(Entries from a dataset of interfaces)
--- START ---

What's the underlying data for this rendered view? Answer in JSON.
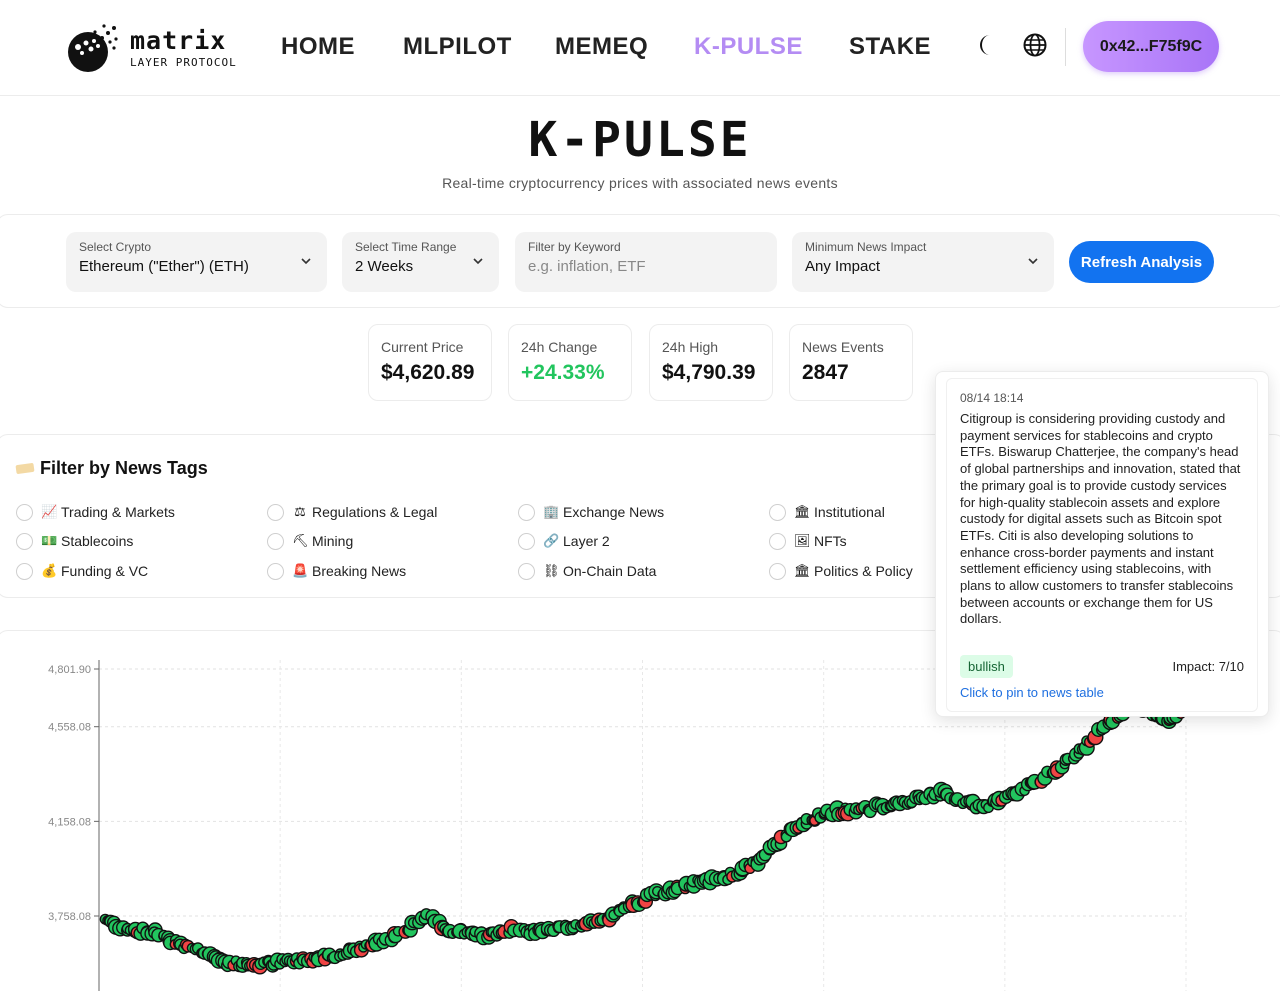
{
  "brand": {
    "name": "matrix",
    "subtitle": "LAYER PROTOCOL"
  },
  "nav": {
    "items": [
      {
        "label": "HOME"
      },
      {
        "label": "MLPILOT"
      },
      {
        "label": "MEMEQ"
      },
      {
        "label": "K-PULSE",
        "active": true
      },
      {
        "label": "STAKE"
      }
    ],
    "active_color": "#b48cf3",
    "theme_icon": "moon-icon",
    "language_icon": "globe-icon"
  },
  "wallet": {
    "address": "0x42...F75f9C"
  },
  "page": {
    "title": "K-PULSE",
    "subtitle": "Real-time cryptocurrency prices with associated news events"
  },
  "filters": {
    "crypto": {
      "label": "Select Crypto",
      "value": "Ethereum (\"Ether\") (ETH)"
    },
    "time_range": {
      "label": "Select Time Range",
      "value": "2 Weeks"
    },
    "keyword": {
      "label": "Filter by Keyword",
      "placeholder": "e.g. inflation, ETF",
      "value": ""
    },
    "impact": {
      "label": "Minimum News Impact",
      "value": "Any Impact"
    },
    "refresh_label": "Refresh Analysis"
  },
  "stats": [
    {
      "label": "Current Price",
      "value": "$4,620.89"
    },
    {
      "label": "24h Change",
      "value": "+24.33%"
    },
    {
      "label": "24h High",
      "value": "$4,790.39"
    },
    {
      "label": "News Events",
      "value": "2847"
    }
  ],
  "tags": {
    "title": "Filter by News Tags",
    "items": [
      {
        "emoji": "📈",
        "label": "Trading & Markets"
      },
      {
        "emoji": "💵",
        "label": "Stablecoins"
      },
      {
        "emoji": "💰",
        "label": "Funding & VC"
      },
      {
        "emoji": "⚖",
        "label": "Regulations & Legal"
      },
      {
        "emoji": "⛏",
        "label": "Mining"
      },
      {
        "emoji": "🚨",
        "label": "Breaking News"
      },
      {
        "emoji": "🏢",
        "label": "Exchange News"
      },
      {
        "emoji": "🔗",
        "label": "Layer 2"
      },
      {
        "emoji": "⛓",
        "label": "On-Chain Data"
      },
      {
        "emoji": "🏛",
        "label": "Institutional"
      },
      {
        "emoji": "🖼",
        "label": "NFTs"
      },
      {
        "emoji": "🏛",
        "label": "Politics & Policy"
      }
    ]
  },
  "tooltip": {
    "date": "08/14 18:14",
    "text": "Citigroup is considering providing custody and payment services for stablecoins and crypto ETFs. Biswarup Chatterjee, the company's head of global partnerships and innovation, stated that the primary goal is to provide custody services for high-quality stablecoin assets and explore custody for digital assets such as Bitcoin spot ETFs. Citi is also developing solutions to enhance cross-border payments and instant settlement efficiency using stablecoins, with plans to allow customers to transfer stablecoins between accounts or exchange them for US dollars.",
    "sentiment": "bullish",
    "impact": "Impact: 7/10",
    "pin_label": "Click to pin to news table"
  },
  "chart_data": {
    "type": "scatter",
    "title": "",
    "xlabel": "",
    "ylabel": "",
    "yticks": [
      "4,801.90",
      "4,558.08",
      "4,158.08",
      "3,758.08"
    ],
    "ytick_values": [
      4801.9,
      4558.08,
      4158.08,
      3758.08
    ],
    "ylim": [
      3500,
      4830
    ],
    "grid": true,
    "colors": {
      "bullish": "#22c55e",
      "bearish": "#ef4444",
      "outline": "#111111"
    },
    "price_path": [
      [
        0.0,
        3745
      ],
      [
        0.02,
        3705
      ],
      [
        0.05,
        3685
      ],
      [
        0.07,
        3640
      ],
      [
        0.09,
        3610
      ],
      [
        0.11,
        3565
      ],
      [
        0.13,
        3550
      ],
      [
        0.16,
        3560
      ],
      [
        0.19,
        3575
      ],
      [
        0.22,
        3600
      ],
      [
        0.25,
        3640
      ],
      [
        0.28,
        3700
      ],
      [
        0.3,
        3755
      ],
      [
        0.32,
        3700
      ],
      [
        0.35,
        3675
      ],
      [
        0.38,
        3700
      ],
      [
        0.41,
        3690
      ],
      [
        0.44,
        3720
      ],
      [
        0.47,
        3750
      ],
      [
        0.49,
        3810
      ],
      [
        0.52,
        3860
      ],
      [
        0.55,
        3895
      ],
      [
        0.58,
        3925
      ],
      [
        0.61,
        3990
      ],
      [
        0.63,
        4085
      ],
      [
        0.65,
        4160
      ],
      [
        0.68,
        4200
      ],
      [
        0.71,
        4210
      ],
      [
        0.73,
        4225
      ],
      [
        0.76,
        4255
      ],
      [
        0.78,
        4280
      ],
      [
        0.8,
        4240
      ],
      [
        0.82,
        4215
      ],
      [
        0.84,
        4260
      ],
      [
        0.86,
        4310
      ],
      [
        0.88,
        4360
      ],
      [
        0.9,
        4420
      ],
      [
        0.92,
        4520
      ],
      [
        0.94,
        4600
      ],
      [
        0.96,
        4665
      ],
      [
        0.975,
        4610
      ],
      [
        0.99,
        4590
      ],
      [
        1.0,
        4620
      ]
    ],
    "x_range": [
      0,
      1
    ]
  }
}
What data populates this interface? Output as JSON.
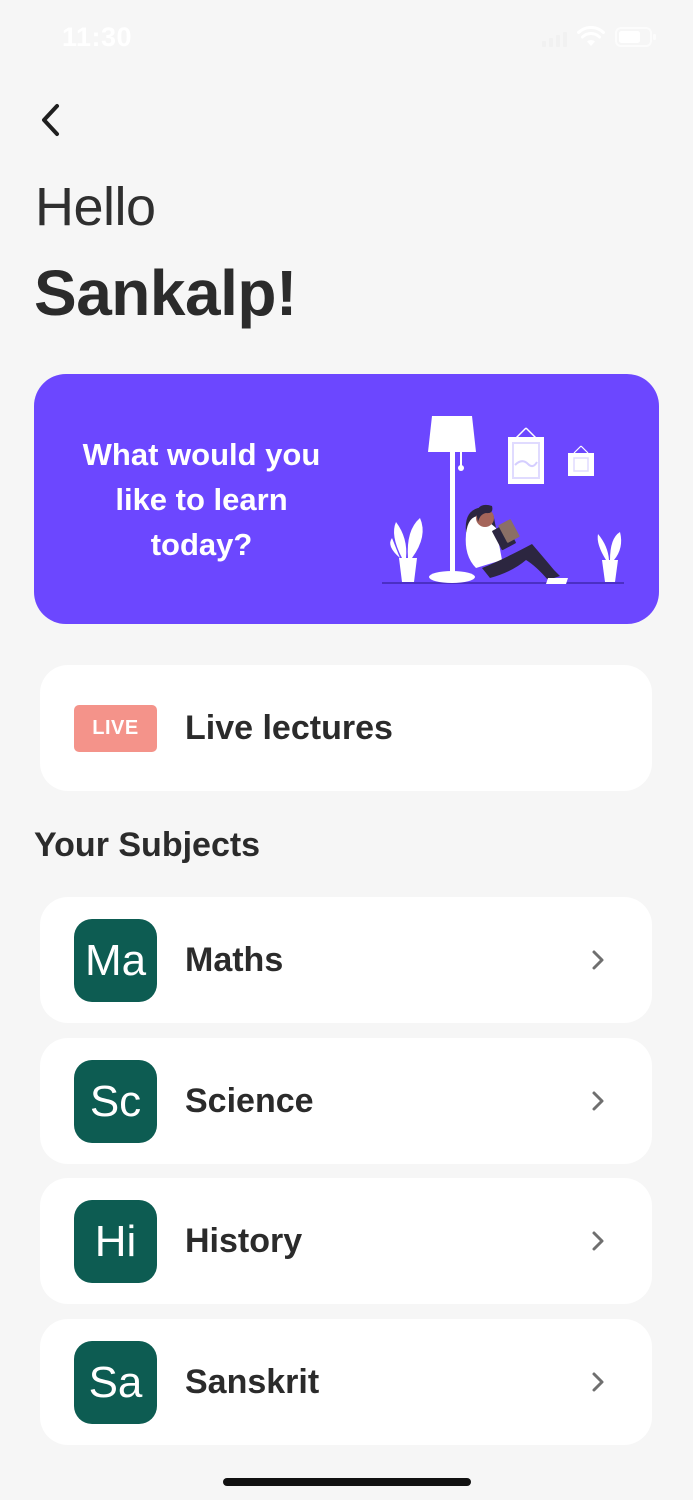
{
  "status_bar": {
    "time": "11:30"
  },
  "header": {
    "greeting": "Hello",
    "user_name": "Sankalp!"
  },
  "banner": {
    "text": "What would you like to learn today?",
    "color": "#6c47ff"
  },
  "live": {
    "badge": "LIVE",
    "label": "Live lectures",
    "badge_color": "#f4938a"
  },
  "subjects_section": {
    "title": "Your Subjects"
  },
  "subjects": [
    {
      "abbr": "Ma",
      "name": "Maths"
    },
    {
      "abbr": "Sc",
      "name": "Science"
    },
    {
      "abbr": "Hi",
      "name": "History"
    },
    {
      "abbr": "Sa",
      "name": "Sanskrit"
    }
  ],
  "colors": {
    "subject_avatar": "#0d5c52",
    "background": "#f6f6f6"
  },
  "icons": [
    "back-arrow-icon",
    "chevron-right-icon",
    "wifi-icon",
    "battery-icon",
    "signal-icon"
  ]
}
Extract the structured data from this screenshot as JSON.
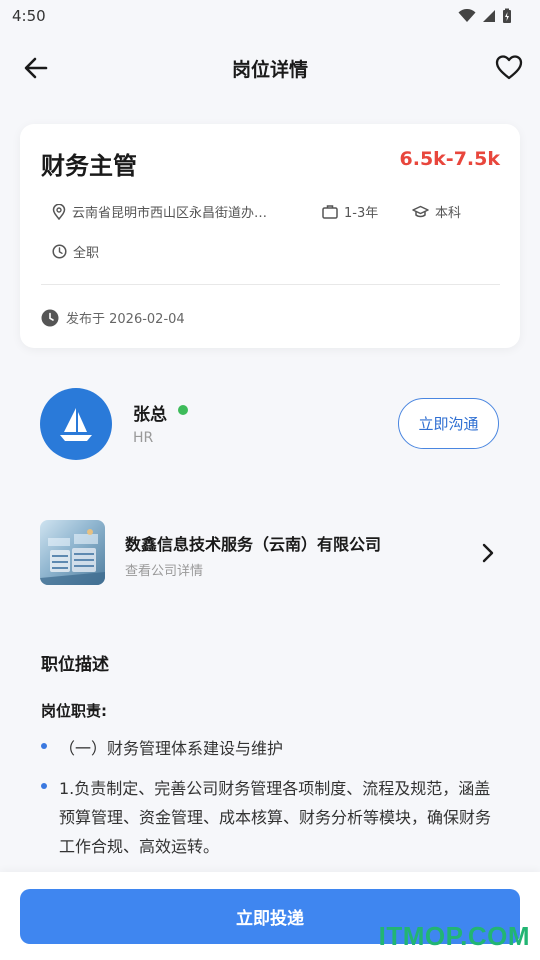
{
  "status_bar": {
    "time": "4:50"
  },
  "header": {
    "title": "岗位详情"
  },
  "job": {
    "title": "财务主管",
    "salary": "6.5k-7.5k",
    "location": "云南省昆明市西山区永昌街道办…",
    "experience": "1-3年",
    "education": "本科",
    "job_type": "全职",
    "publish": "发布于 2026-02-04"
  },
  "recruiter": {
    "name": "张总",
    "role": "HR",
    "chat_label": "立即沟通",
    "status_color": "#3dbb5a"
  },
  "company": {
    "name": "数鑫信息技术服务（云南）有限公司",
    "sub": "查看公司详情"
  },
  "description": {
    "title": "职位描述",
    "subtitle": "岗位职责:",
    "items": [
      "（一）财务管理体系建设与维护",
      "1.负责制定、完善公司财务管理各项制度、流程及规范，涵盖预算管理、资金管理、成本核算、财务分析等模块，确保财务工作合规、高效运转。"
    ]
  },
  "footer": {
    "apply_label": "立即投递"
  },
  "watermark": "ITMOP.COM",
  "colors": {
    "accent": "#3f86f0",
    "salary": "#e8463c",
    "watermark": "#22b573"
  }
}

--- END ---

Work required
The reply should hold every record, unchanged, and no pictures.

Answer to this task
What's the underlying data for this rendered view? Answer in JSON.
{
  "brand": {
    "name": "matrix",
    "subtitle": "LAYER PROTOCOL"
  },
  "nav": {
    "items": [
      {
        "label": "HOME"
      },
      {
        "label": "MLPILOT"
      },
      {
        "label": "MEMEQ"
      },
      {
        "label": "K-PULSE",
        "active": true
      },
      {
        "label": "STAKE"
      }
    ],
    "active_color": "#b48cf3",
    "theme_icon": "moon-icon",
    "language_icon": "globe-icon"
  },
  "wallet": {
    "address": "0x42...F75f9C"
  },
  "page": {
    "title": "K-PULSE",
    "subtitle": "Real-time cryptocurrency prices with associated news events"
  },
  "filters": {
    "crypto": {
      "label": "Select Crypto",
      "value": "Ethereum (\"Ether\") (ETH)"
    },
    "time_range": {
      "label": "Select Time Range",
      "value": "2 Weeks"
    },
    "keyword": {
      "label": "Filter by Keyword",
      "placeholder": "e.g. inflation, ETF",
      "value": ""
    },
    "impact": {
      "label": "Minimum News Impact",
      "value": "Any Impact"
    },
    "refresh_label": "Refresh Analysis"
  },
  "stats": [
    {
      "label": "Current Price",
      "value": "$4,620.89"
    },
    {
      "label": "24h Change",
      "value": "+24.33%"
    },
    {
      "label": "24h High",
      "value": "$4,790.39"
    },
    {
      "label": "News Events",
      "value": "2847"
    }
  ],
  "tags": {
    "title": "Filter by News Tags",
    "items": [
      {
        "emoji": "📈",
        "label": "Trading & Markets"
      },
      {
        "emoji": "💵",
        "label": "Stablecoins"
      },
      {
        "emoji": "💰",
        "label": "Funding & VC"
      },
      {
        "emoji": "⚖",
        "label": "Regulations & Legal"
      },
      {
        "emoji": "⛏",
        "label": "Mining"
      },
      {
        "emoji": "🚨",
        "label": "Breaking News"
      },
      {
        "emoji": "🏢",
        "label": "Exchange News"
      },
      {
        "emoji": "🔗",
        "label": "Layer 2"
      },
      {
        "emoji": "⛓",
        "label": "On-Chain Data"
      },
      {
        "emoji": "🏛",
        "label": "Institutional"
      },
      {
        "emoji": "🖼",
        "label": "NFTs"
      },
      {
        "emoji": "🏛",
        "label": "Politics & Policy"
      }
    ]
  },
  "tooltip": {
    "date": "08/14 18:14",
    "text": "Citigroup is considering providing custody and payment services for stablecoins and crypto ETFs. Biswarup Chatterjee, the company's head of global partnerships and innovation, stated that the primary goal is to provide custody services for high-quality stablecoin assets and explore custody for digital assets such as Bitcoin spot ETFs. Citi is also developing solutions to enhance cross-border payments and instant settlement efficiency using stablecoins, with plans to allow customers to transfer stablecoins between accounts or exchange them for US dollars.",
    "sentiment": "bullish",
    "impact": "Impact: 7/10",
    "pin_label": "Click to pin to news table"
  },
  "chart_data": {
    "type": "scatter",
    "title": "",
    "xlabel": "",
    "ylabel": "",
    "yticks": [
      "4,801.90",
      "4,558.08",
      "4,158.08",
      "3,758.08"
    ],
    "ytick_values": [
      4801.9,
      4558.08,
      4158.08,
      3758.08
    ],
    "ylim": [
      3500,
      4830
    ],
    "grid": true,
    "colors": {
      "bullish": "#22c55e",
      "bearish": "#ef4444",
      "outline": "#111111"
    },
    "price_path": [
      [
        0.0,
        3745
      ],
      [
        0.02,
        3705
      ],
      [
        0.05,
        3685
      ],
      [
        0.07,
        3640
      ],
      [
        0.09,
        3610
      ],
      [
        0.11,
        3565
      ],
      [
        0.13,
        3550
      ],
      [
        0.16,
        3560
      ],
      [
        0.19,
        3575
      ],
      [
        0.22,
        3600
      ],
      [
        0.25,
        3640
      ],
      [
        0.28,
        3700
      ],
      [
        0.3,
        3755
      ],
      [
        0.32,
        3700
      ],
      [
        0.35,
        3675
      ],
      [
        0.38,
        3700
      ],
      [
        0.41,
        3690
      ],
      [
        0.44,
        3720
      ],
      [
        0.47,
        3750
      ],
      [
        0.49,
        3810
      ],
      [
        0.52,
        3860
      ],
      [
        0.55,
        3895
      ],
      [
        0.58,
        3925
      ],
      [
        0.61,
        3990
      ],
      [
        0.63,
        4085
      ],
      [
        0.65,
        4160
      ],
      [
        0.68,
        4200
      ],
      [
        0.71,
        4210
      ],
      [
        0.73,
        4225
      ],
      [
        0.76,
        4255
      ],
      [
        0.78,
        4280
      ],
      [
        0.8,
        4240
      ],
      [
        0.82,
        4215
      ],
      [
        0.84,
        4260
      ],
      [
        0.86,
        4310
      ],
      [
        0.88,
        4360
      ],
      [
        0.9,
        4420
      ],
      [
        0.92,
        4520
      ],
      [
        0.94,
        4600
      ],
      [
        0.96,
        4665
      ],
      [
        0.975,
        4610
      ],
      [
        0.99,
        4590
      ],
      [
        1.0,
        4620
      ]
    ],
    "x_range": [
      0,
      1
    ]
  }
}
What data populates this interface? Output as JSON.
{
  "status_bar": {
    "time": "11:30"
  },
  "header": {
    "greeting": "Hello",
    "user_name": "Sankalp!"
  },
  "banner": {
    "text": "What would you like to learn today?",
    "color": "#6c47ff"
  },
  "live": {
    "badge": "LIVE",
    "label": "Live lectures",
    "badge_color": "#f4938a"
  },
  "subjects_section": {
    "title": "Your Subjects"
  },
  "subjects": [
    {
      "abbr": "Ma",
      "name": "Maths"
    },
    {
      "abbr": "Sc",
      "name": "Science"
    },
    {
      "abbr": "Hi",
      "name": "History"
    },
    {
      "abbr": "Sa",
      "name": "Sanskrit"
    }
  ],
  "colors": {
    "subject_avatar": "#0d5c52",
    "background": "#f6f6f6"
  },
  "icons": [
    "back-arrow-icon",
    "chevron-right-icon",
    "wifi-icon",
    "battery-icon",
    "signal-icon"
  ]
}
Extract the structured data from this screenshot as JSON.
{
  "status_bar": {
    "time": "4:50"
  },
  "header": {
    "title": "岗位详情"
  },
  "job": {
    "title": "财务主管",
    "salary": "6.5k-7.5k",
    "location": "云南省昆明市西山区永昌街道办…",
    "experience": "1-3年",
    "education": "本科",
    "job_type": "全职",
    "publish": "发布于 2026-02-04"
  },
  "recruiter": {
    "name": "张总",
    "role": "HR",
    "chat_label": "立即沟通",
    "status_color": "#3dbb5a"
  },
  "company": {
    "name": "数鑫信息技术服务（云南）有限公司",
    "sub": "查看公司详情"
  },
  "description": {
    "title": "职位描述",
    "subtitle": "岗位职责:",
    "items": [
      "（一）财务管理体系建设与维护",
      "1.负责制定、完善公司财务管理各项制度、流程及规范，涵盖预算管理、资金管理、成本核算、财务分析等模块，确保财务工作合规、高效运转。"
    ]
  },
  "footer": {
    "apply_label": "立即投递"
  },
  "watermark": "ITMOP.COM",
  "colors": {
    "accent": "#3f86f0",
    "salary": "#e8463c",
    "watermark": "#22b573"
  }
}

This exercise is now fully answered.